What is expected -
All records are to be restated word for word, with pictures excluded.

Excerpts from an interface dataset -
————————

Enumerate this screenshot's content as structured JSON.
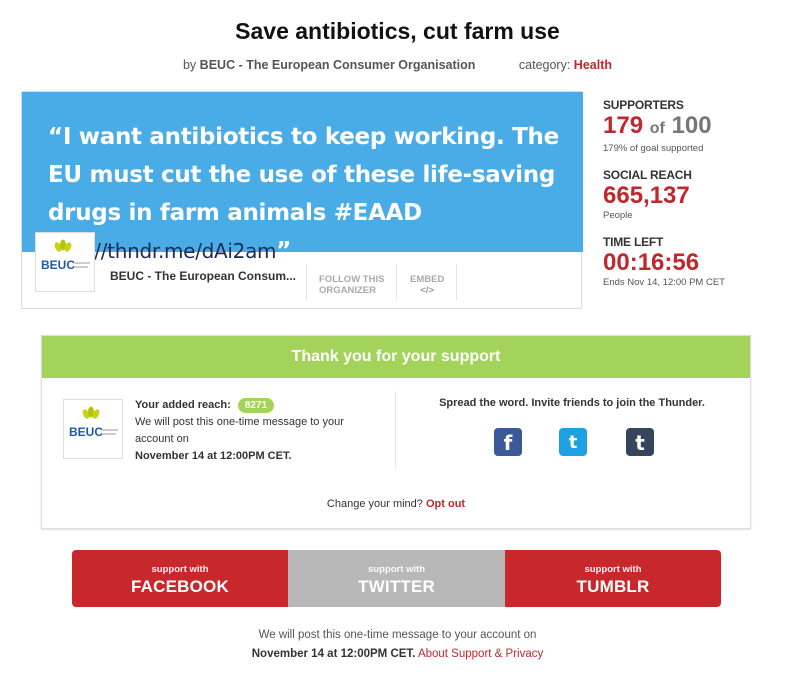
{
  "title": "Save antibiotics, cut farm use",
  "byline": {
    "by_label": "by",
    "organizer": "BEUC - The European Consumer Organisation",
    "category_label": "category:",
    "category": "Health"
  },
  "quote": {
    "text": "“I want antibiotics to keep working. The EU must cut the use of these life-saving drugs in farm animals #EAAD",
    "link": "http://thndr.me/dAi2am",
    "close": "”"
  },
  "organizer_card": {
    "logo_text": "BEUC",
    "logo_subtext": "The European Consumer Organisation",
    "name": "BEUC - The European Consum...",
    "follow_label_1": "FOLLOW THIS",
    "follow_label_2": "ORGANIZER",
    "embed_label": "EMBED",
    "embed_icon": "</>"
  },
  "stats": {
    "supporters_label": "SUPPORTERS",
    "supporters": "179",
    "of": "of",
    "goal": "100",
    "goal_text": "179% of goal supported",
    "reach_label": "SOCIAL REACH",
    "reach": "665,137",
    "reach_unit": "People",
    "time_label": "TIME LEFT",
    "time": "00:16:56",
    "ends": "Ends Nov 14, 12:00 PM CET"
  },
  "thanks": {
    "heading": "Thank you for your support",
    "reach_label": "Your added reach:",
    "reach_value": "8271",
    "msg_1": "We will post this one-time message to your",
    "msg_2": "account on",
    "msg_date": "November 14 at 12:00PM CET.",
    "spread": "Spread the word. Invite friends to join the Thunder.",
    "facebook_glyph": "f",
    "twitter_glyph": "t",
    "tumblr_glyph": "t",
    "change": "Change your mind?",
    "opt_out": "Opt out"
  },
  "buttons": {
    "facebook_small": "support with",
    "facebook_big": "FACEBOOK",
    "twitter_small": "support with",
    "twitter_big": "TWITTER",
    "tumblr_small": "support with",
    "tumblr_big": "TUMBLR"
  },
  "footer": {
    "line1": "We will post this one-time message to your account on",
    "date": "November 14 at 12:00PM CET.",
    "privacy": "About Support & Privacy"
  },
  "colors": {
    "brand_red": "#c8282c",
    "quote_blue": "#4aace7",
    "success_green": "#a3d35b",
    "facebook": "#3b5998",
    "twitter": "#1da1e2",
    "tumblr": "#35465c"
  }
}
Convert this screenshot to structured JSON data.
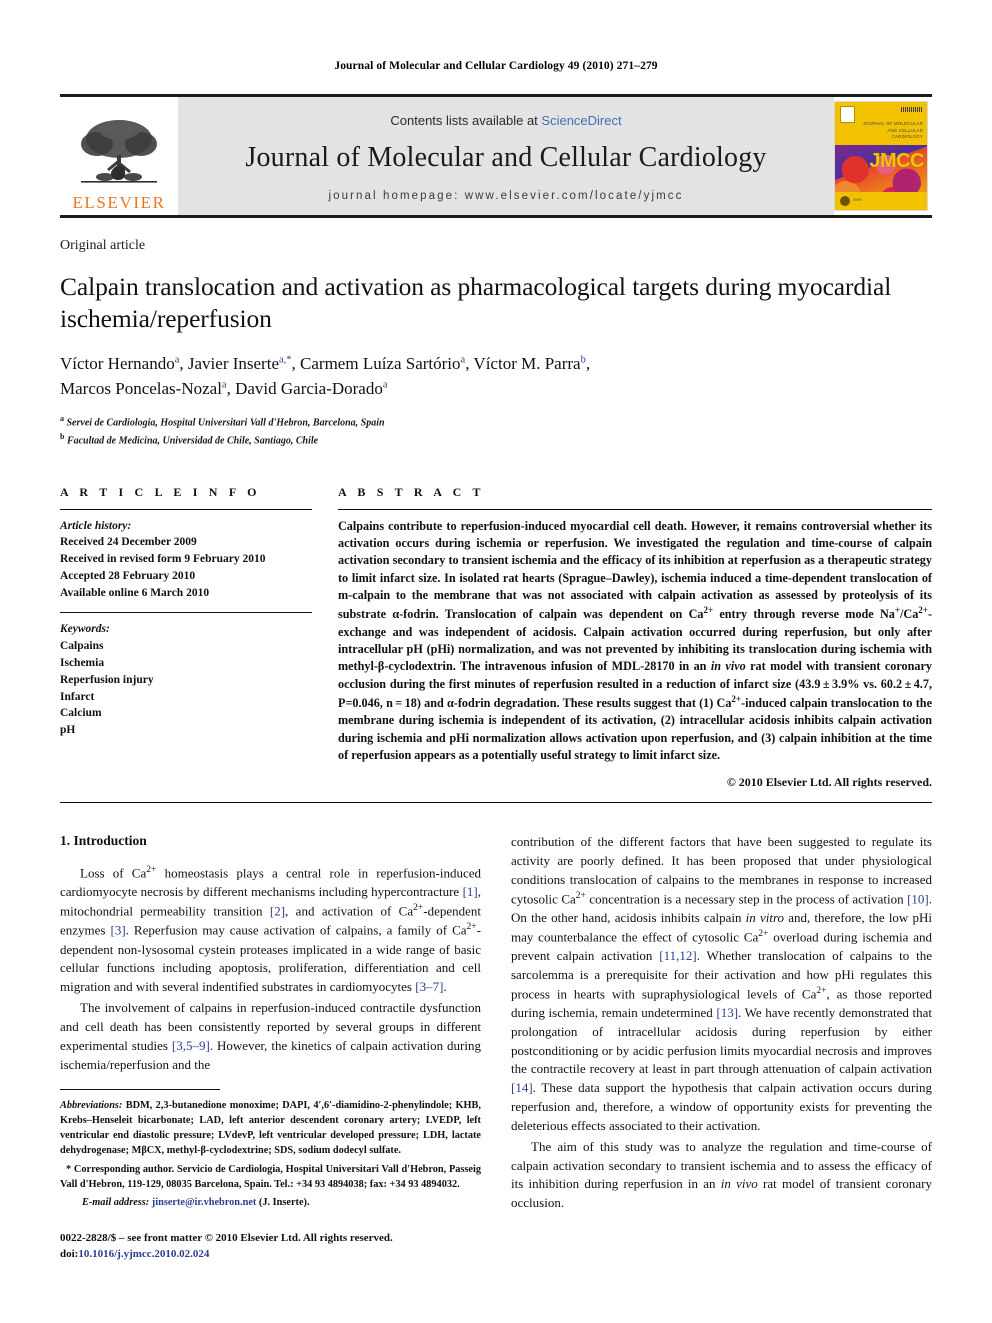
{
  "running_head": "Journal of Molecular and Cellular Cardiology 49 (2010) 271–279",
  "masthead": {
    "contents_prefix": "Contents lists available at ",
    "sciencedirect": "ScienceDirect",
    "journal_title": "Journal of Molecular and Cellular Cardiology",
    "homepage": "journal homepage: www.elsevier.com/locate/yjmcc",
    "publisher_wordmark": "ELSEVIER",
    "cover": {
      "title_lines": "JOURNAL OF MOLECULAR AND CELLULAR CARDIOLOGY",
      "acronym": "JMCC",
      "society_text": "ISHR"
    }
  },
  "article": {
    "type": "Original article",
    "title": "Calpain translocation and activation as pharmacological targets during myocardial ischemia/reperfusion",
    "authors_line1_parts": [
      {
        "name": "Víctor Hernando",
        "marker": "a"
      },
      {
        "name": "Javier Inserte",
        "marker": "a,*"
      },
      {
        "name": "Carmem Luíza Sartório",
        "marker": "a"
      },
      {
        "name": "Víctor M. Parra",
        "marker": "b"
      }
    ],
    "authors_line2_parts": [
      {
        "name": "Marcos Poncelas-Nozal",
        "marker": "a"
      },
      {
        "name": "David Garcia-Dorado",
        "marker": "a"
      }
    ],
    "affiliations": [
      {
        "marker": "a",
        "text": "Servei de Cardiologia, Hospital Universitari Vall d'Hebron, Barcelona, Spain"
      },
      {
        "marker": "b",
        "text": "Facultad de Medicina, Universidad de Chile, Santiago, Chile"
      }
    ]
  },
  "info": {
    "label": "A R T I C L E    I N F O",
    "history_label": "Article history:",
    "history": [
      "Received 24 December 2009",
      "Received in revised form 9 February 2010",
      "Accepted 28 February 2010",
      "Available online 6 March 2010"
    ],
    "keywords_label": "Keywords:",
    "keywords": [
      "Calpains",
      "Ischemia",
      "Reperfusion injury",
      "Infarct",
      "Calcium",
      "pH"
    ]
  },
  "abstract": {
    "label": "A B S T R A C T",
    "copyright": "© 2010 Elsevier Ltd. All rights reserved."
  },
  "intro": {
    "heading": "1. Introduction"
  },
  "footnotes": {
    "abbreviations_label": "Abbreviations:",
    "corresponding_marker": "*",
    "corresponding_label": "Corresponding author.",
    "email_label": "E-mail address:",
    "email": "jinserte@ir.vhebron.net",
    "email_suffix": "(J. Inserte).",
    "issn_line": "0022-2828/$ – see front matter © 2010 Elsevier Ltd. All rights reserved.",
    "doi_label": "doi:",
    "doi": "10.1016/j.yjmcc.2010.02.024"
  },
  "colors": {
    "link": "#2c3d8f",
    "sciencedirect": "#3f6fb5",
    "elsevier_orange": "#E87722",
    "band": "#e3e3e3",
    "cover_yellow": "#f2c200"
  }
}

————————

Problem solution -
Enumerate this screenshot's content as structured JSON.
{
  "title": "Save antibiotics, cut farm use",
  "byline": {
    "by_label": "by",
    "organizer": "BEUC - The European Consumer Organisation",
    "category_label": "category:",
    "category": "Health"
  },
  "quote": {
    "text": "“I want antibiotics to keep working. The EU must cut the use of these life-saving drugs in farm animals #EAAD",
    "link": "http://thndr.me/dAi2am",
    "close": "”"
  },
  "organizer_card": {
    "logo_text": "BEUC",
    "logo_subtext": "The European Consumer Organisation",
    "name": "BEUC - The European Consum...",
    "follow_label_1": "FOLLOW THIS",
    "follow_label_2": "ORGANIZER",
    "embed_label": "EMBED",
    "embed_icon": "</>"
  },
  "stats": {
    "supporters_label": "SUPPORTERS",
    "supporters": "179",
    "of": "of",
    "goal": "100",
    "goal_text": "179% of goal supported",
    "reach_label": "SOCIAL REACH",
    "reach": "665,137",
    "reach_unit": "People",
    "time_label": "TIME LEFT",
    "time": "00:16:56",
    "ends": "Ends Nov 14, 12:00 PM CET"
  },
  "thanks": {
    "heading": "Thank you for your support",
    "reach_label": "Your added reach:",
    "reach_value": "8271",
    "msg_1": "We will post this one-time message to your",
    "msg_2": "account on",
    "msg_date": "November 14 at 12:00PM CET.",
    "spread": "Spread the word. Invite friends to join the Thunder.",
    "facebook_glyph": "f",
    "twitter_glyph": "t",
    "tumblr_glyph": "t",
    "change": "Change your mind?",
    "opt_out": "Opt out"
  },
  "buttons": {
    "facebook_small": "support with",
    "facebook_big": "FACEBOOK",
    "twitter_small": "support with",
    "twitter_big": "TWITTER",
    "tumblr_small": "support with",
    "tumblr_big": "TUMBLR"
  },
  "footer": {
    "line1": "We will post this one-time message to your account on",
    "date": "November 14 at 12:00PM CET.",
    "privacy": "About Support & Privacy"
  },
  "colors": {
    "brand_red": "#c8282c",
    "quote_blue": "#4aace7",
    "success_green": "#a3d35b",
    "facebook": "#3b5998",
    "twitter": "#1da1e2",
    "tumblr": "#35465c"
  }
}
Convert this screenshot to structured JSON data.
{
  "running_head": "Journal of Molecular and Cellular Cardiology 49 (2010) 271–279",
  "masthead": {
    "contents_prefix": "Contents lists available at ",
    "sciencedirect": "ScienceDirect",
    "journal_title": "Journal of Molecular and Cellular Cardiology",
    "homepage": "journal homepage: www.elsevier.com/locate/yjmcc",
    "publisher_wordmark": "ELSEVIER",
    "cover": {
      "title_lines": "JOURNAL OF MOLECULAR AND CELLULAR CARDIOLOGY",
      "acronym": "JMCC",
      "society_text": "ISHR"
    }
  },
  "article": {
    "type": "Original article",
    "title": "Calpain translocation and activation as pharmacological targets during myocardial ischemia/reperfusion",
    "authors_line1_parts": [
      {
        "name": "Víctor Hernando",
        "marker": "a"
      },
      {
        "name": "Javier Inserte",
        "marker": "a,*"
      },
      {
        "name": "Carmem Luíza Sartório",
        "marker": "a"
      },
      {
        "name": "Víctor M. Parra",
        "marker": "b"
      }
    ],
    "authors_line2_parts": [
      {
        "name": "Marcos Poncelas-Nozal",
        "marker": "a"
      },
      {
        "name": "David Garcia-Dorado",
        "marker": "a"
      }
    ],
    "affiliations": [
      {
        "marker": "a",
        "text": "Servei de Cardiologia, Hospital Universitari Vall d'Hebron, Barcelona, Spain"
      },
      {
        "marker": "b",
        "text": "Facultad de Medicina, Universidad de Chile, Santiago, Chile"
      }
    ]
  },
  "info": {
    "label": "A R T I C L E    I N F O",
    "history_label": "Article history:",
    "history": [
      "Received 24 December 2009",
      "Received in revised form 9 February 2010",
      "Accepted 28 February 2010",
      "Available online 6 March 2010"
    ],
    "keywords_label": "Keywords:",
    "keywords": [
      "Calpains",
      "Ischemia",
      "Reperfusion injury",
      "Infarct",
      "Calcium",
      "pH"
    ]
  },
  "abstract": {
    "label": "A B S T R A C T",
    "copyright": "© 2010 Elsevier Ltd. All rights reserved."
  },
  "intro": {
    "heading": "1. Introduction"
  },
  "footnotes": {
    "abbreviations_label": "Abbreviations:",
    "corresponding_marker": "*",
    "corresponding_label": "Corresponding author.",
    "email_label": "E-mail address:",
    "email": "jinserte@ir.vhebron.net",
    "email_suffix": "(J. Inserte).",
    "issn_line": "0022-2828/$ – see front matter © 2010 Elsevier Ltd. All rights reserved.",
    "doi_label": "doi:",
    "doi": "10.1016/j.yjmcc.2010.02.024"
  },
  "colors": {
    "link": "#2c3d8f",
    "sciencedirect": "#3f6fb5",
    "elsevier_orange": "#E87722",
    "band": "#e3e3e3",
    "cover_yellow": "#f2c200"
  }
}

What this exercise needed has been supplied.